Although the HIPAA legislation was enacted in 1996, the HIPAA privacy rule did not become actionable law until 2003. The data shielding and compliance requirements that the HIPAA privacy rule requires are significant, and affect a great number of entities. Many companies, hospitals, and doctor’s offices needed time to update their medical records systems and IT security plans to comply with the rule’s many stipulations.
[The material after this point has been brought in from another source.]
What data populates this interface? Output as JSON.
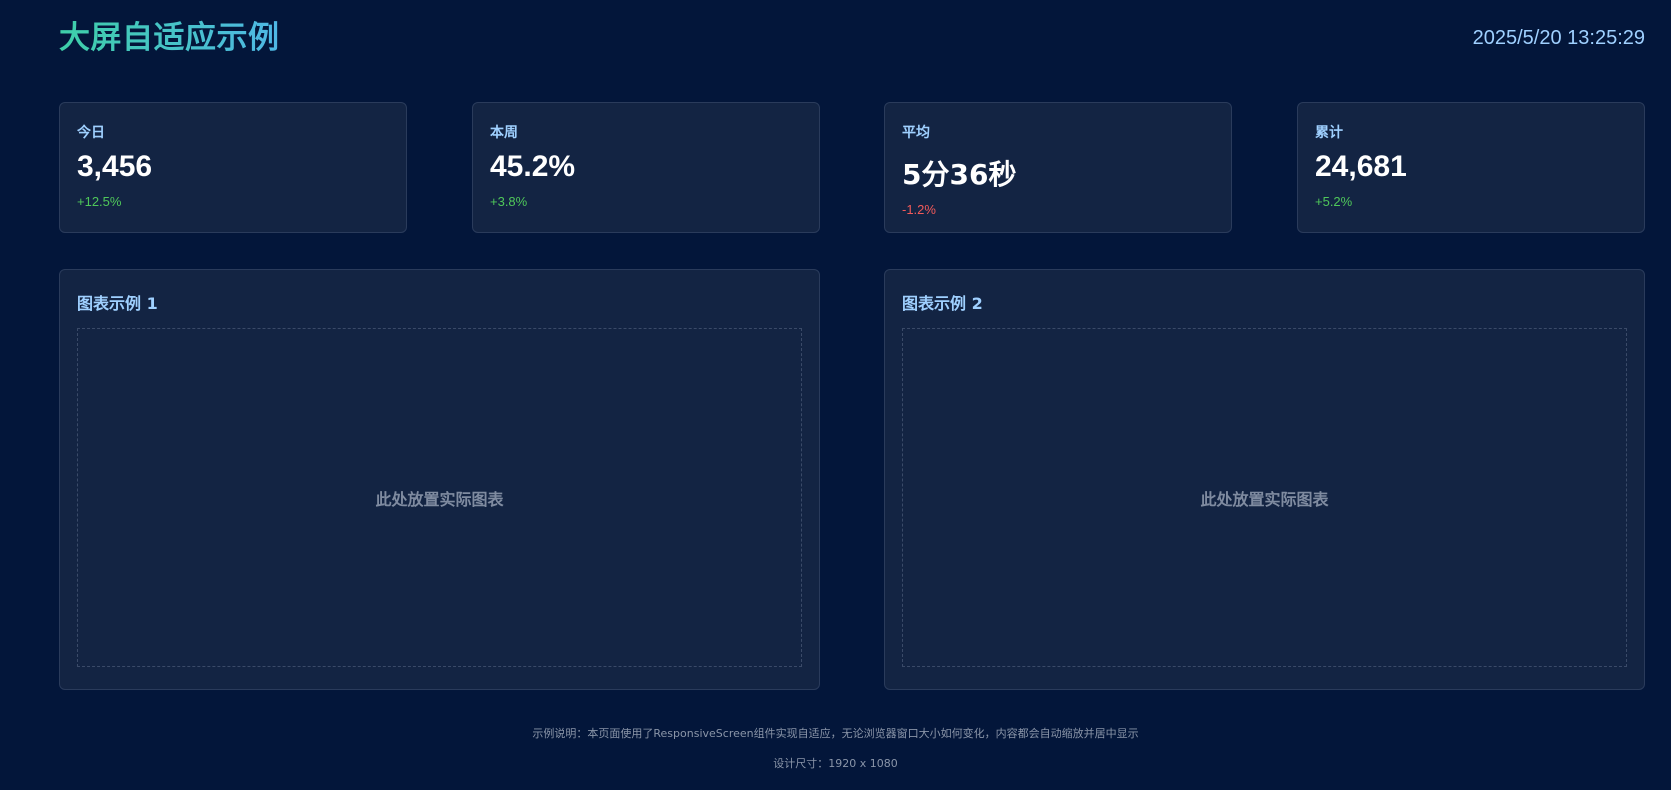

In many respects, the HIPAA privacy rule was born out of a desire to encourage the use of electronic health programs. Digital health records, pharmacy files, and medical charts can make treatments much more efficient in many circumstances. Electronic programs can collate information in such a way that dangers like potential drug side effects can be noticed, and all of a patient’s relevant history can be readily viewed by doctors rending treatment, no matter where the doctors are located. Files stored in electronic format carry a far greater risk of misuse than do hard copy files, however. Digital files can be easily manipulated or accidentally shared, making the risk of privacy invasion — and sometimes even data and identity theft — a very real possibility.
United States law grants individuals a legal right to privacy in individual health information. This right extends to diagnoses and treatments as much as it does to medical history and family statistics. One of the aims of the HIPAA privacy rule is to integrate those privacy rights into the growing field of e-health, to ensure that privacy is maintained no matter how sophisticated the technology becomes. The rule sets out certain obligations for health care providers and other entities who access medical information, and elucidates a spectrum of rights for patients and individuals.
The Office for Civil Rights of United States Department of Health and Human Services (HHS) enforces the HIPAA privacy rule. That HHS office is responsible for both responding to individual complaints, and for conducting independent investigations. Because HIPAA is a federal law, perceived violations are typically referred to lawyers at the U.S. Department of Justice for further investigation and prosecution.